_Entries supplied_:
══════

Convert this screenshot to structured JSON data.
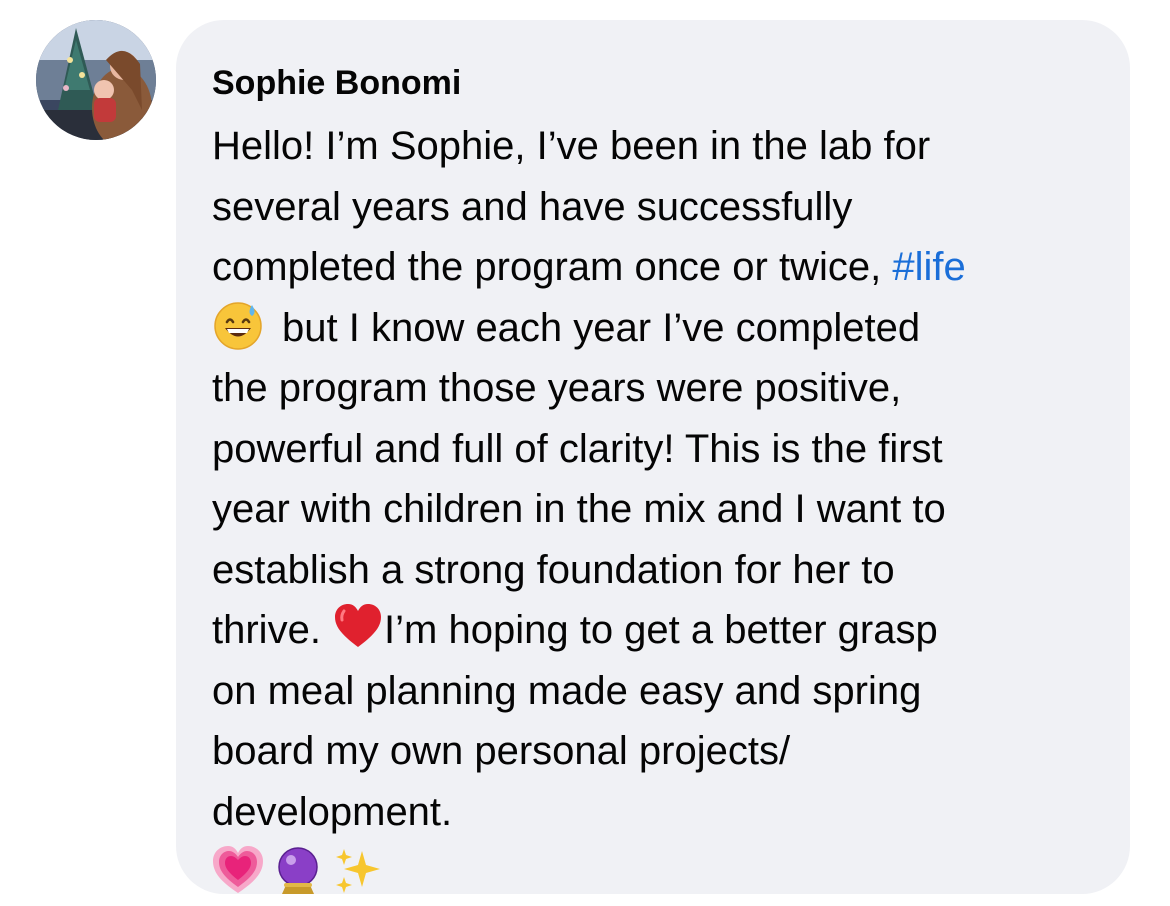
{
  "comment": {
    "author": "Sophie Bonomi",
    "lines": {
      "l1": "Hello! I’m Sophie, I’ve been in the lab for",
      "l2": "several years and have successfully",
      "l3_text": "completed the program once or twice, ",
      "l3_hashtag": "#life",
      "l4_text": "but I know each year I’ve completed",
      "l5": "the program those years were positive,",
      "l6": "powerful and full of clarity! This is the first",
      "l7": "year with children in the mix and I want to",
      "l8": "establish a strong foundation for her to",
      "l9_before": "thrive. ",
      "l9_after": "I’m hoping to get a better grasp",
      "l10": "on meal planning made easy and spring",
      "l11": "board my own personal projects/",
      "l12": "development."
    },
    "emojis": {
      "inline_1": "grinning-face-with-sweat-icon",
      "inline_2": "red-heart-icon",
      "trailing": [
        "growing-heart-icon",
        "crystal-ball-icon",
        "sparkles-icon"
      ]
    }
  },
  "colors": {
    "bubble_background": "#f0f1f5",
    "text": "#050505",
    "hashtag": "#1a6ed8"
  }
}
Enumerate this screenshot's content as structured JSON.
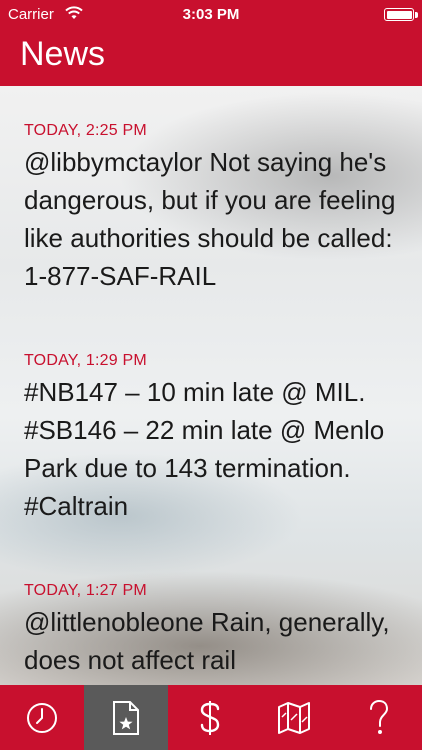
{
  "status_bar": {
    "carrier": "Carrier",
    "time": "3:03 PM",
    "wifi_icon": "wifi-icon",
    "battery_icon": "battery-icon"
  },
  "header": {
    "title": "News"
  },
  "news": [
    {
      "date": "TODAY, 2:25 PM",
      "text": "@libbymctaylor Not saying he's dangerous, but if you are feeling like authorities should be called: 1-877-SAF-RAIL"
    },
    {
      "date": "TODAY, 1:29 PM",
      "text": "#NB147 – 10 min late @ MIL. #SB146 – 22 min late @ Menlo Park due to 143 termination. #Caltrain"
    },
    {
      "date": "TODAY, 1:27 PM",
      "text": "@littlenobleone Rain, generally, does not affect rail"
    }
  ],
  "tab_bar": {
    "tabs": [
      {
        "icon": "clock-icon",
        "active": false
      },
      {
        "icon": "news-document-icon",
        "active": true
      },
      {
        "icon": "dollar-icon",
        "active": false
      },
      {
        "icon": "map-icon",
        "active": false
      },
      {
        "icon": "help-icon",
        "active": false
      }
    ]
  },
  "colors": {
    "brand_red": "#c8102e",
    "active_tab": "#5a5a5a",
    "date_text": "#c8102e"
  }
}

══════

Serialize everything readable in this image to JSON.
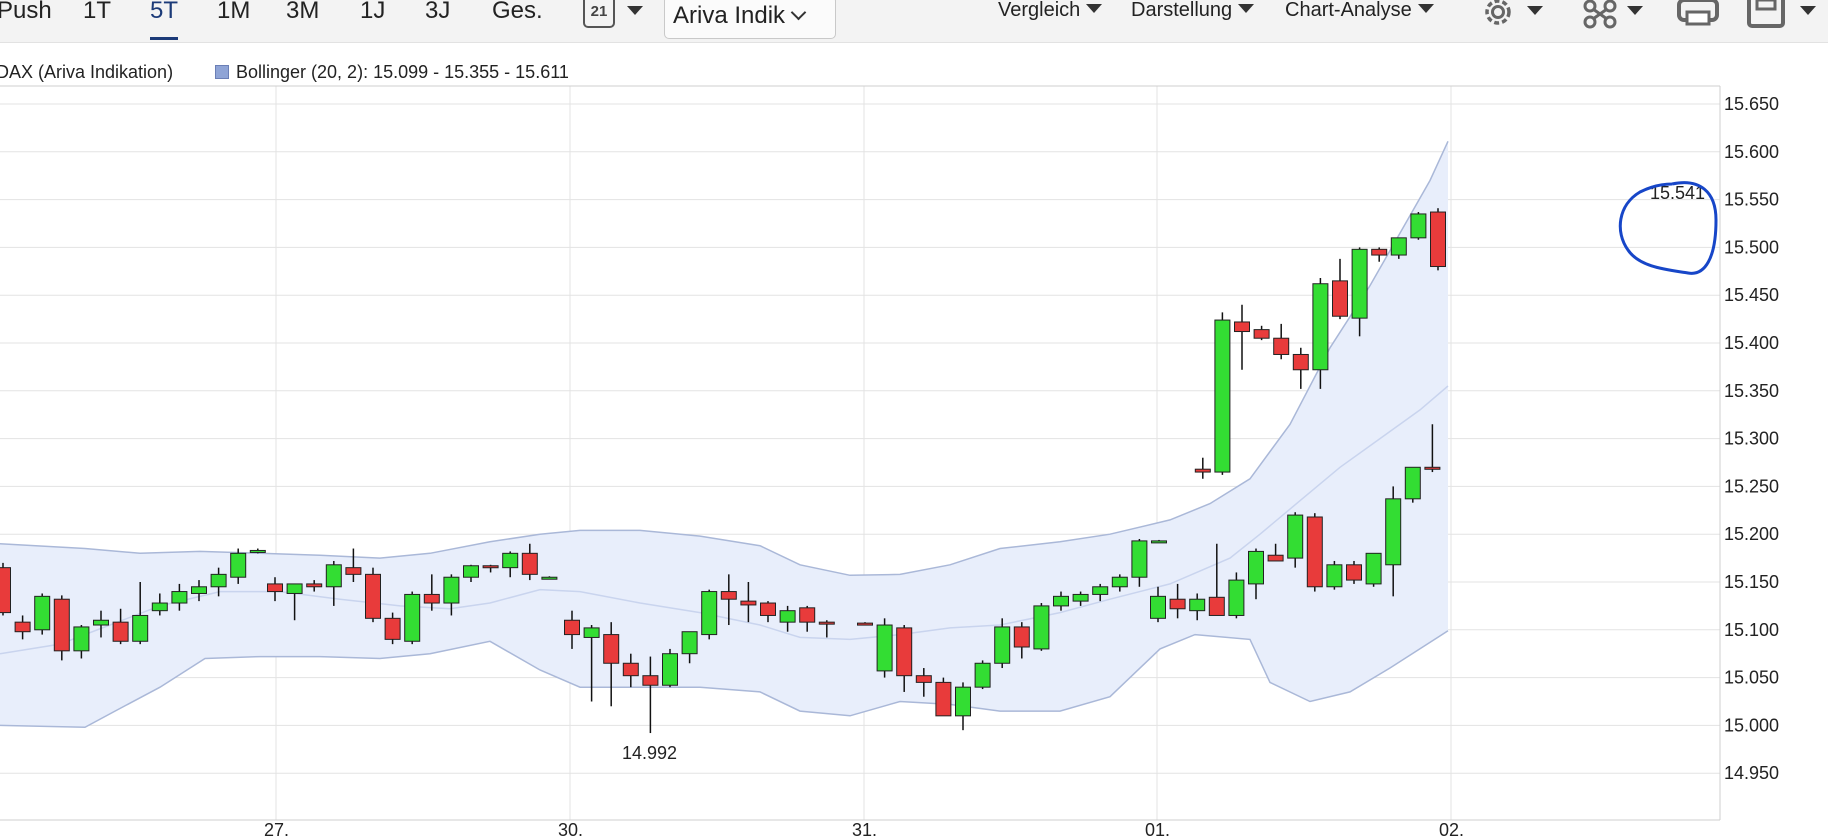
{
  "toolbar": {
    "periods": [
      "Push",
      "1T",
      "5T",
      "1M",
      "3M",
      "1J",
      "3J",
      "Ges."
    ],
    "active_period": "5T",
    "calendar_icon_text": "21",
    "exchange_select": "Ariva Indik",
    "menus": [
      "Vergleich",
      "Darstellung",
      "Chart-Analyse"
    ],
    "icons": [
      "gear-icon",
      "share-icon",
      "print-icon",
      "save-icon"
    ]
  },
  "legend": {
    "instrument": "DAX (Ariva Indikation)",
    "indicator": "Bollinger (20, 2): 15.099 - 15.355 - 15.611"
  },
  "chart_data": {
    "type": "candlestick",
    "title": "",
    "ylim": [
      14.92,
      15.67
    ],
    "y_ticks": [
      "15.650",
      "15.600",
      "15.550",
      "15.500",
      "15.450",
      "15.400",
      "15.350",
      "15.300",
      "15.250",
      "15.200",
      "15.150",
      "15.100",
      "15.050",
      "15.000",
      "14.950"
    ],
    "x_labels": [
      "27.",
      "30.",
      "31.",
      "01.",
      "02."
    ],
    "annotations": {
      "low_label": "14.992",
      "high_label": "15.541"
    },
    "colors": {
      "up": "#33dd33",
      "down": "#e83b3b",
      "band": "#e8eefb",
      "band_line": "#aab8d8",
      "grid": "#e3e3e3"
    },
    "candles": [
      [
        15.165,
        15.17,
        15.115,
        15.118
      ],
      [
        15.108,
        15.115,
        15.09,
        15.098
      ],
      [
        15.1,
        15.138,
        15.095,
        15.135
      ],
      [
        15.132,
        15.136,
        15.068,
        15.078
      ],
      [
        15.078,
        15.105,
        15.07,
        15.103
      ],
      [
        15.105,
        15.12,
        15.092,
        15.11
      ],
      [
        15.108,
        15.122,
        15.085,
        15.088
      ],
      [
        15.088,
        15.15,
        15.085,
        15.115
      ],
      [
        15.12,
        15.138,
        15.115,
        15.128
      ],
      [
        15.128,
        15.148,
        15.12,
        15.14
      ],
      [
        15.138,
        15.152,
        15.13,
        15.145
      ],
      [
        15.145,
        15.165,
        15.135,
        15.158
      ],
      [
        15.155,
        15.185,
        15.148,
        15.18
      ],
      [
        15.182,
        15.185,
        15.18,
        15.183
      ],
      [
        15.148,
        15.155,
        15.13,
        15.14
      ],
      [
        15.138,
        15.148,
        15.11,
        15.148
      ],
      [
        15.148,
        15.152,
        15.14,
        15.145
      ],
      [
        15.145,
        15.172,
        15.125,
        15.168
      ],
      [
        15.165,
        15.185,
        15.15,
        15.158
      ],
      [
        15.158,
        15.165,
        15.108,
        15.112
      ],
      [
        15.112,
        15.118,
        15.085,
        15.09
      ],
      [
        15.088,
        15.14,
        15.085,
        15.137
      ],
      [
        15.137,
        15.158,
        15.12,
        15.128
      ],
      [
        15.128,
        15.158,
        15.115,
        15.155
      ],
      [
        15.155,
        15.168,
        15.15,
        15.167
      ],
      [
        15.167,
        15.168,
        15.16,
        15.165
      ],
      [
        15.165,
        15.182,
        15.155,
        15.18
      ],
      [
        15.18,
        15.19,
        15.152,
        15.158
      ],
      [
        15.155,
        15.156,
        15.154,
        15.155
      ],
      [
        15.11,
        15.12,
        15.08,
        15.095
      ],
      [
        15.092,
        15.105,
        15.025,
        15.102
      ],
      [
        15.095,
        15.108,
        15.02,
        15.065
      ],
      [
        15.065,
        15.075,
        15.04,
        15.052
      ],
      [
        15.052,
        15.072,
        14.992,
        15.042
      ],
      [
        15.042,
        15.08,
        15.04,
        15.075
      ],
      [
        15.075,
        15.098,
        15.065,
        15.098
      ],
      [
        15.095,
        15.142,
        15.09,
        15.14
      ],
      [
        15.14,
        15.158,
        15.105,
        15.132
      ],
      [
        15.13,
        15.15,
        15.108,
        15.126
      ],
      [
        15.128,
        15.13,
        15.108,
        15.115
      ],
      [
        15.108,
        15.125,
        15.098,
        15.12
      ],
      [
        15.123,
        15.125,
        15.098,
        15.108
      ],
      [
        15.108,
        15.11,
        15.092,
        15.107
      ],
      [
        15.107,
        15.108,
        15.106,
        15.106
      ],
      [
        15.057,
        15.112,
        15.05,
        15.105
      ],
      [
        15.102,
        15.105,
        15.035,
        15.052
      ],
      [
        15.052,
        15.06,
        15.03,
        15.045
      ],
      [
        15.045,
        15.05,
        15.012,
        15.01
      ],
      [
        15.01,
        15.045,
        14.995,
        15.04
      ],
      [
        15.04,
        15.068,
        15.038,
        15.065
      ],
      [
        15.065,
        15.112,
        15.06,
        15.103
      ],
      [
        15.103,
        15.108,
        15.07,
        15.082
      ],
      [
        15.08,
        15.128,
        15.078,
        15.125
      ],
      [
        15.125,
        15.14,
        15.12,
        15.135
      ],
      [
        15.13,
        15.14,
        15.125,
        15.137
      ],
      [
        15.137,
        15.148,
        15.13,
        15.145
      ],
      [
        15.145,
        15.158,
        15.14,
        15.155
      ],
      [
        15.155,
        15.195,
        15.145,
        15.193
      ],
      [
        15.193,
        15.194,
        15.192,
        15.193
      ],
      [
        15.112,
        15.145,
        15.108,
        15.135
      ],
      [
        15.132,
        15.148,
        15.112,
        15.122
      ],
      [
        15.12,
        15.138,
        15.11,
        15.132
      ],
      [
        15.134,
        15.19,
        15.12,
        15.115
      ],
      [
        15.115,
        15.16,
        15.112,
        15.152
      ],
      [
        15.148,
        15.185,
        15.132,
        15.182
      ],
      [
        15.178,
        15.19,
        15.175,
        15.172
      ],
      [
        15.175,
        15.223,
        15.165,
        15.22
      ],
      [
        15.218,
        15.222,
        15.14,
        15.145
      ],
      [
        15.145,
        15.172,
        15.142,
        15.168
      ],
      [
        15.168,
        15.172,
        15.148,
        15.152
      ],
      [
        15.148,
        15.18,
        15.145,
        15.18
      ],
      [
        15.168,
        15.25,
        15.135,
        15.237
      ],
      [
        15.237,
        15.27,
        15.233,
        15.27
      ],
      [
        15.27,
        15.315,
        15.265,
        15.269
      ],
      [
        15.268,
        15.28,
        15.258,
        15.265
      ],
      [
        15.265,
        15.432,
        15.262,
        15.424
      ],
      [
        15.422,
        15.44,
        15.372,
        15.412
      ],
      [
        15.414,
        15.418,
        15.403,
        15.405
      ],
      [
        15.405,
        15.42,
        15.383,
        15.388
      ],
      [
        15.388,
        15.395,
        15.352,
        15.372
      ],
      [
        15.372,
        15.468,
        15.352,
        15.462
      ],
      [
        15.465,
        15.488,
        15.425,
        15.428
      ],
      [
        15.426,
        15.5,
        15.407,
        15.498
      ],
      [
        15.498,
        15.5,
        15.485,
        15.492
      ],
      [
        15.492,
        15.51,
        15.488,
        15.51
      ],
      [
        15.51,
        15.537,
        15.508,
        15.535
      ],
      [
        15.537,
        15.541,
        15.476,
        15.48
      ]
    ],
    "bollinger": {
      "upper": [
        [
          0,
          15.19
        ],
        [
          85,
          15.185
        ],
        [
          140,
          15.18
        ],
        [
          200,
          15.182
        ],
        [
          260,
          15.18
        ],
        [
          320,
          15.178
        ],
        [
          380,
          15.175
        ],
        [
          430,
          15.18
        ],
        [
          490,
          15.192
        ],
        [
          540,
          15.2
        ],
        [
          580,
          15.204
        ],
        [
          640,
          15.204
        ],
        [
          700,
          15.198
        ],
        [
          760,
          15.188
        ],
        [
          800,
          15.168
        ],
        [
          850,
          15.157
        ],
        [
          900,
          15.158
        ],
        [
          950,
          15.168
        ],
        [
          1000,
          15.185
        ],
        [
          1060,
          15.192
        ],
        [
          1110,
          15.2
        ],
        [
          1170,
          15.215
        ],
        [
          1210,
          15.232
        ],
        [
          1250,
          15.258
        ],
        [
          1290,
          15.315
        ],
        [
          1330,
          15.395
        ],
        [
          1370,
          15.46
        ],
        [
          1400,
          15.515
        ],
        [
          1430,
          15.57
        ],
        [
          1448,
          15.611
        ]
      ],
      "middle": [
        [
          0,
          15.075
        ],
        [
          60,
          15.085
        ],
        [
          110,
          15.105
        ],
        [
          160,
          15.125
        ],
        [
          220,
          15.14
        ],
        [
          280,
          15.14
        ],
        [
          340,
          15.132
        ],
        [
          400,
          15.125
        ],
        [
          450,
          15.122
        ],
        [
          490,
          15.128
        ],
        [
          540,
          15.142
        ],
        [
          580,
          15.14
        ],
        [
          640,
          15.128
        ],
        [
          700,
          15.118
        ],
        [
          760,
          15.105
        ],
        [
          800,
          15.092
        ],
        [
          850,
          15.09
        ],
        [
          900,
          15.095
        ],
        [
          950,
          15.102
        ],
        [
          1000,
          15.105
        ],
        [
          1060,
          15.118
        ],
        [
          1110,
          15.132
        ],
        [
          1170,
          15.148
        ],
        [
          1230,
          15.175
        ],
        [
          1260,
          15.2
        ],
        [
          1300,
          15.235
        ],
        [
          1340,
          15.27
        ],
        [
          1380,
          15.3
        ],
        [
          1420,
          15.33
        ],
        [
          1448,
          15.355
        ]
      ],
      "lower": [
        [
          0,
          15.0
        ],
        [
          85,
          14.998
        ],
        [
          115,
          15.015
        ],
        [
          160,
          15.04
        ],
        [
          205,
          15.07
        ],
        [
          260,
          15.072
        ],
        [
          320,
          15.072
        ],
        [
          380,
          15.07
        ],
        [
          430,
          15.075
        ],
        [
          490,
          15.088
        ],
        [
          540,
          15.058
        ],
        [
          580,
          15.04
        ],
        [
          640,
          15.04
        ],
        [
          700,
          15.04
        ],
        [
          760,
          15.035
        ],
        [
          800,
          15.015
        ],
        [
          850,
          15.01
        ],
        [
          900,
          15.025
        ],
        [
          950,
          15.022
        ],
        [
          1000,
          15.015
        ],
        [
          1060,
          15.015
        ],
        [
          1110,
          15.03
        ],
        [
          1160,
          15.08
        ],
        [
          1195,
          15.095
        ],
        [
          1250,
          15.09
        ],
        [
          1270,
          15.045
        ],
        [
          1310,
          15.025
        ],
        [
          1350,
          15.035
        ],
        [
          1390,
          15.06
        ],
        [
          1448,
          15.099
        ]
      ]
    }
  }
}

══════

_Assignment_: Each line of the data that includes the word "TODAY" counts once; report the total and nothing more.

_Answer_: 3